No.10 resurrects Scotland-Ireland bridge plan
The government has resurrected plans for a bridge linking Scotland and Ireland in an apparent attempt to boost the union after Brexit.
Number 10 has confirmed that government officials are looking into the feasibility of the bridge, which could cost around £20bn.
The idea has previously been floated by prime minister Boris Johnson when he was foreign secretary, with possible routes including a 20-mile stretch between Portpatrick and Larne, or near Campbelltown to the Antrim cast.
But any such project involves significant challenges, including the need to build around 30 huge support towers in water up to 300m (1,000ft) deep.

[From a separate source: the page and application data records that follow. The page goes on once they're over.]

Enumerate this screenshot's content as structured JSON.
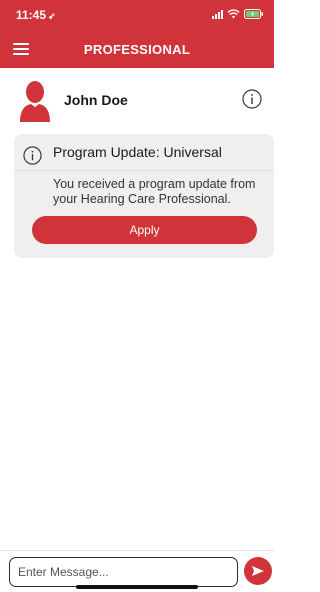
{
  "status_bar": {
    "time": "11:45",
    "location_icon": "location-arrow-icon",
    "signal_icon": "cellular-signal-icon",
    "wifi_icon": "wifi-icon",
    "battery_icon": "battery-charging-icon"
  },
  "header": {
    "title": "PROFESSIONAL",
    "menu_icon": "hamburger-menu-icon"
  },
  "profile": {
    "name": "John Doe",
    "avatar_icon": "person-avatar-icon",
    "info_icon": "info-icon"
  },
  "notification": {
    "icon": "info-icon",
    "title": "Program Update: Universal",
    "body": "You received a program update from your Hearing Care Professional.",
    "button_label": "Apply"
  },
  "composer": {
    "placeholder": "Enter Message...",
    "send_icon": "send-arrow-icon"
  },
  "colors": {
    "accent": "#d0343a",
    "card_background": "#efefef",
    "text": "#1a1a1a"
  }
}
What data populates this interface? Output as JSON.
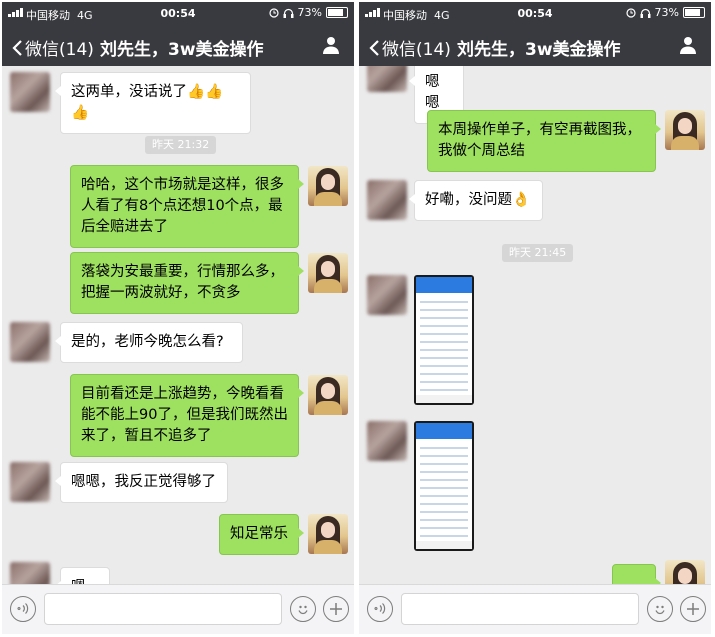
{
  "status": {
    "carrier": "中国移动",
    "network": "4G",
    "time": "00:54",
    "battery": "73%"
  },
  "nav": {
    "back_label": "微信(14)",
    "title": "刘先生，3w美金操作"
  },
  "left_chat": {
    "msg1": "这两单，没话说了👍👍👍",
    "time1": "昨天 21:32",
    "msg2": "哈哈，这个市场就是这样，很多人看了有8个点还想10个点，最后全赔进去了",
    "msg3": "落袋为安最重要，行情那么多，把握一两波就好，不贪多",
    "msg4": "是的，老师今晚怎么看?",
    "msg5": "目前看还是上涨趋势，今晚看看能不能上90了，但是我们既然出来了，暂且不追多了",
    "msg6": "嗯嗯，我反正觉得够了",
    "msg7": "知足常乐",
    "msg8": "嗯嗯"
  },
  "right_chat": {
    "msg1": "嗯嗯",
    "msg2": "本周操作单子，有空再截图我，我做个周总结",
    "msg3": "好嘞，没问题👌",
    "time1": "昨天 21:45"
  },
  "icons": [
    "signal-icon",
    "alarm-icon",
    "headphones-icon",
    "battery-icon",
    "back-chevron-icon",
    "user-icon",
    "voice-icon",
    "emoji-icon",
    "plus-icon"
  ]
}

There are also concerns that the bridge would need to cross the Beaufort Dyke, where 1.5m tonnes of munitions were dumped in 1946 after the second world war, reportedly with no maps of their locations.
Chris Richards, head of policy and public affairs at the Institution of Civil Engineers, said: “If this is a serious proposal from the government, it should be put to the National Infrastructure Commission and subject to a comprehensive and independent study. This would allow the right discussions about feasibility, cost and whole-life benefits to be had, and could independently consider whether a fixed link between Scotland and Northern Ireland may enhance the wider infrastructure system.
“It is important that all projects be considered in a holistic and strategic way - at their core, major infrastructure projects, such as a bridge, must address a societal need. We need to move away from projects being viewed in isolation if we are to get closer to meeting national goals, such as addressing climate change. We expect that the government’s upcoming National Infrastructure Strategy will offer a co-ordinated plan of action that maximises the full potential of UK infrastructure investment."